REQUIRED WORK - Each line below with the word "true" needs to be copied.

Records contained in a dataset
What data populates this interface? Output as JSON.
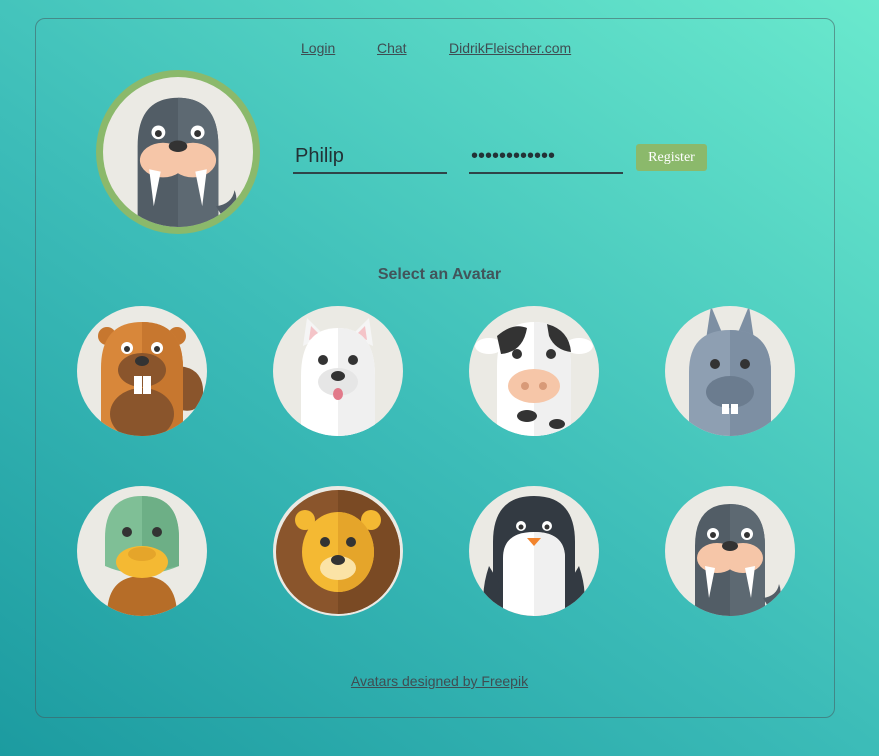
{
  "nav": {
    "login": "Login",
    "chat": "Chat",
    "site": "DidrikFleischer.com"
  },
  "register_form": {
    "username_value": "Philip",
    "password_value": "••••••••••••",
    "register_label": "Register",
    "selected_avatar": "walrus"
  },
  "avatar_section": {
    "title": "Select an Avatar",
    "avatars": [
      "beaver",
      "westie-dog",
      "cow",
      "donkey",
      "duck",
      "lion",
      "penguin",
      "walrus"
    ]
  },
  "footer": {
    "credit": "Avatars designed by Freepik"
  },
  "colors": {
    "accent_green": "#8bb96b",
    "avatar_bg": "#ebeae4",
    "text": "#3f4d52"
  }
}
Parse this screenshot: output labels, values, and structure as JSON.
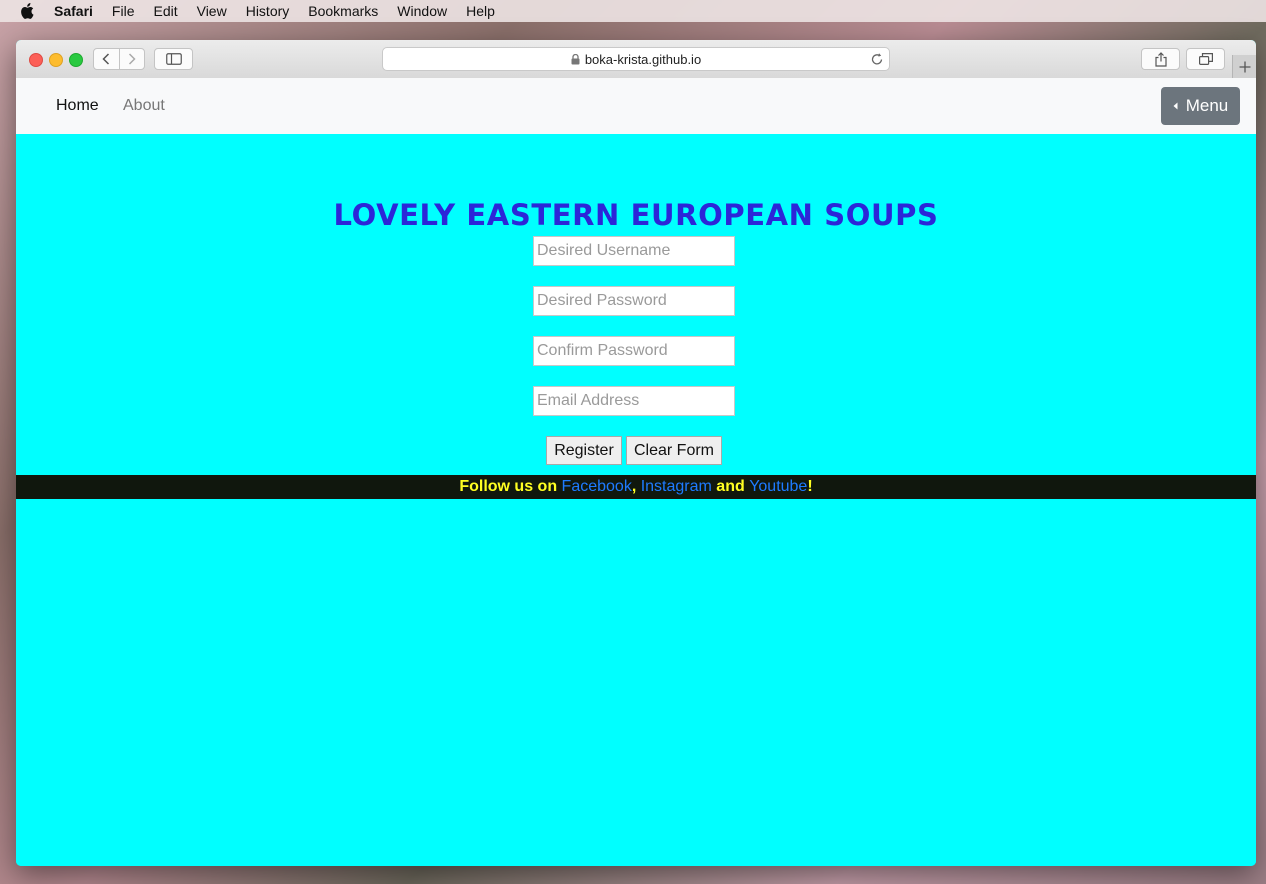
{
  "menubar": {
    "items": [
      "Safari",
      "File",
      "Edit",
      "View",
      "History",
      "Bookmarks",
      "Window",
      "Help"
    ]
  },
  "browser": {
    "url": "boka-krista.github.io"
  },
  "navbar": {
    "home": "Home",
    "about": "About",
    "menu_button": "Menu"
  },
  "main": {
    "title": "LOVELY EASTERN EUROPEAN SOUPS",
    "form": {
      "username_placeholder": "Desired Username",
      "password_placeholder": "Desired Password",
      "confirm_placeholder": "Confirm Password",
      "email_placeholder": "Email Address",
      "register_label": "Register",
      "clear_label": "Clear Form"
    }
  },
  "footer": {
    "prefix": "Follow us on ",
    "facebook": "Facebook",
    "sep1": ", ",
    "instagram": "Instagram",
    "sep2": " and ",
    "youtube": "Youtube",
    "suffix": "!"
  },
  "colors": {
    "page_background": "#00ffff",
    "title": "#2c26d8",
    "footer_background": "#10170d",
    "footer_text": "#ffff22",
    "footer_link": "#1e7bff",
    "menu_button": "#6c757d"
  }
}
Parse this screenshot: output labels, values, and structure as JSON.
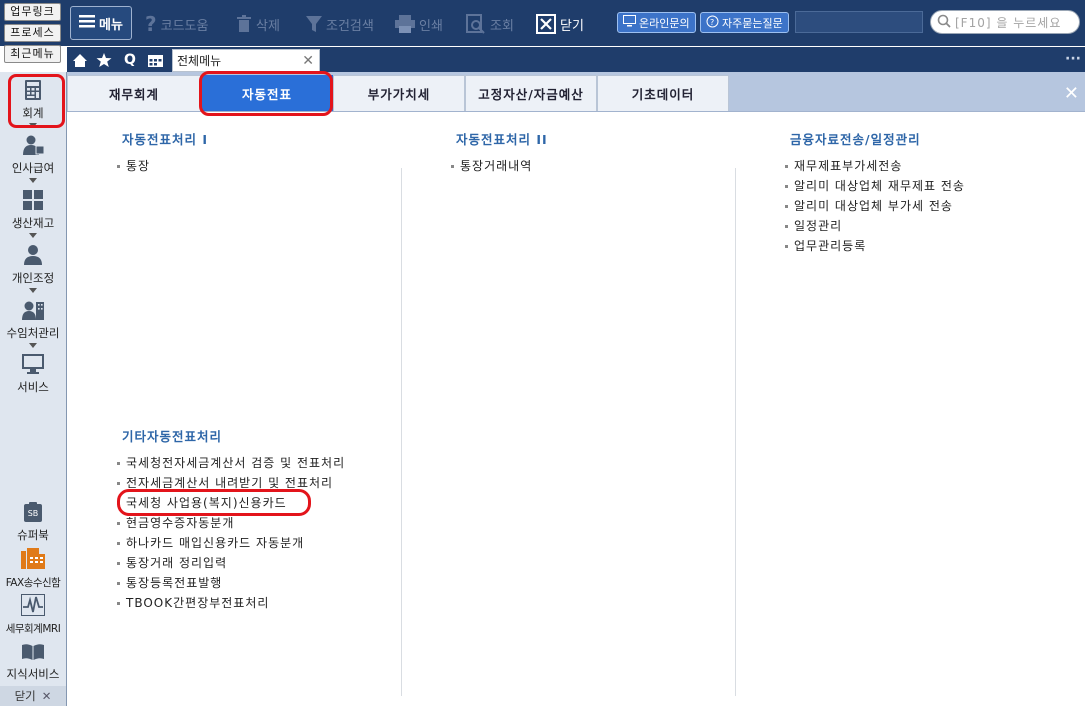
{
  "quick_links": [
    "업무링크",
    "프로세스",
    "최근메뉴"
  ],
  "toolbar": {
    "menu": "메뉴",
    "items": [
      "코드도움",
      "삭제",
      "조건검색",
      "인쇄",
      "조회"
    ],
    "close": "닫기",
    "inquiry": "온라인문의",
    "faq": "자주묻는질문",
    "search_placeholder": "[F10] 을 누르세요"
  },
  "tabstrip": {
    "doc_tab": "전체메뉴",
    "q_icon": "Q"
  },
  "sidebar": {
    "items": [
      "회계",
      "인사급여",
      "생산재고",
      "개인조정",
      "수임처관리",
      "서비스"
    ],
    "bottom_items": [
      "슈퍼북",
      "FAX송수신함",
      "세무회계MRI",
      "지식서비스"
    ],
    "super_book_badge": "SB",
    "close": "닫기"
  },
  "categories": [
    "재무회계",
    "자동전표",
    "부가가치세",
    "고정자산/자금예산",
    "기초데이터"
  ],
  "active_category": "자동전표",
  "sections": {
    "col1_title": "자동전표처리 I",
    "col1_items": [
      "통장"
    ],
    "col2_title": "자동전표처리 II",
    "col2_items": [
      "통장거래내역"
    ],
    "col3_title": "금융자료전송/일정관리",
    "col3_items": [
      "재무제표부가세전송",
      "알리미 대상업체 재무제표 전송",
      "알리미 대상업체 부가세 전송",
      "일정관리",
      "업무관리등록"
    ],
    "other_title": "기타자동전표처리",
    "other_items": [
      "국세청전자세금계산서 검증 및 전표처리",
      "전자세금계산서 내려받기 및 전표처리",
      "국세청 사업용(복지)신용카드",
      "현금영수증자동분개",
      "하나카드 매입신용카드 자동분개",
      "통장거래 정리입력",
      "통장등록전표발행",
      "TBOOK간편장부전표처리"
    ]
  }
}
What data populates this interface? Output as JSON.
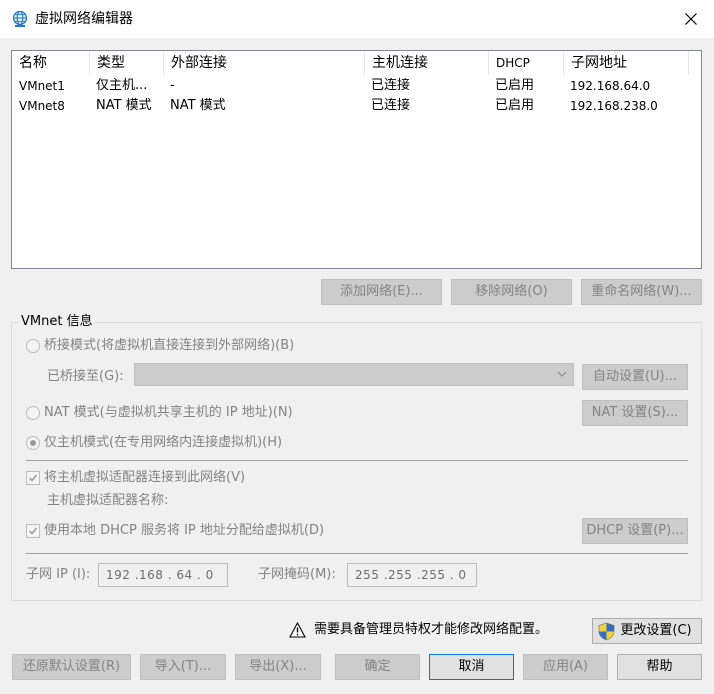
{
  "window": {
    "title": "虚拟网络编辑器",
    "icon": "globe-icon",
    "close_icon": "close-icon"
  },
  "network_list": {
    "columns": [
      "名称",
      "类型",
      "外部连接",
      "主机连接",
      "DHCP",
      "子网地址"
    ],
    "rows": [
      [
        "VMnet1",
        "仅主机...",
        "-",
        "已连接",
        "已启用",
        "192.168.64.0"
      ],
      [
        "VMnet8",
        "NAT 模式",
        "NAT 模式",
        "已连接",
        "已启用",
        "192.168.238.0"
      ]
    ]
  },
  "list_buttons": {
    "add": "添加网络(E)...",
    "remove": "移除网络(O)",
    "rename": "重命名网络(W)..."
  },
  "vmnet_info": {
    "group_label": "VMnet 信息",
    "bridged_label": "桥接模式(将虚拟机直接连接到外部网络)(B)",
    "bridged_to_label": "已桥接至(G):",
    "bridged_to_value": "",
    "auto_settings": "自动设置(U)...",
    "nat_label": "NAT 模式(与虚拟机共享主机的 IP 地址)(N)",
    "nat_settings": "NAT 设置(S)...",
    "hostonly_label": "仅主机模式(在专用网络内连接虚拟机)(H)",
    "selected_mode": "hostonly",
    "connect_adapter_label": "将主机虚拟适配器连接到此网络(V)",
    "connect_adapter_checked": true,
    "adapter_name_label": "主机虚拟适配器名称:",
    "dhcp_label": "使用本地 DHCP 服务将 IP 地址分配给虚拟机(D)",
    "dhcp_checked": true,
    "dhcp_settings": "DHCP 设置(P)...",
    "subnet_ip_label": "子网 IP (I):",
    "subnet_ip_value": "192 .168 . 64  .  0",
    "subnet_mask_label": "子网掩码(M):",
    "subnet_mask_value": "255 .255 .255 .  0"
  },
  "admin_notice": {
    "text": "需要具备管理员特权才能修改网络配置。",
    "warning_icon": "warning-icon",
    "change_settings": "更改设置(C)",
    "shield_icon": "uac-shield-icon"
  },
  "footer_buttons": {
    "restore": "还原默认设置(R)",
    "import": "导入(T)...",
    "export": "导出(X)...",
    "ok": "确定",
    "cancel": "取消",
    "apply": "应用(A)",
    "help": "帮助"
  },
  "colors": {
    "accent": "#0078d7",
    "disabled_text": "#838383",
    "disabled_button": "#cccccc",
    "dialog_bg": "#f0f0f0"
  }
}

PROBLEM SOLUTION -
    "connect_adapter_checked": true,
    "dhcp_checked": true,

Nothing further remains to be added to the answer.